There are markings supplied for three vehicles, but these are all essentially the same being in overall olive drab. Transfers are provided for large aerial identification stars to be placed on the turret roof and engine deck. I thought that there was little chance of me applying these without the carrier film silvering and so I attempted to cut my own masks based on the kit transfers. This proved to be beyond me and I ended up with a twisted and completely unusable pile of tape! I ended up using brass masks that I acquired years ago. Not being able to burnish these down onto the surface of the model the stars ended up looking a little ‘fuzzy’, but I felt that this was not too noticeable under some washes and weathering.
All in all, this was a quick enjoyable project and I think that the kit can be recommended to all fans of ‘something a little different’.
Sprayed with AK Real Colours Nato paints freehand. The foliage is moss I collected locally. Dipped in a liquid resin and painted various greens.
Thanks very much for taking the time to include it in the magazine.
o OOB of a quite decent kit
o wheel tires assembled from multi-layer parts (a very good design and seldom seen in this scale), depicting better defined tire treads
o busy assembly beneath vehicle but hardly be seen unless placing the vehicle upside down
o size of decals cannot cover two rear white-red panels being a major drawback of this kit

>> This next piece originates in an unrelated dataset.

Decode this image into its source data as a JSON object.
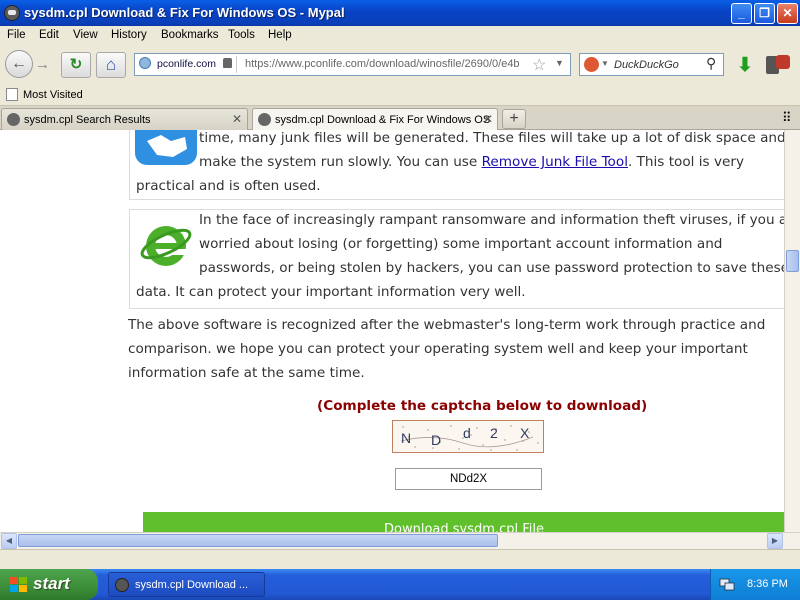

o NATO camo treated same way as previous Leopard 2A5.
Hope you all like it!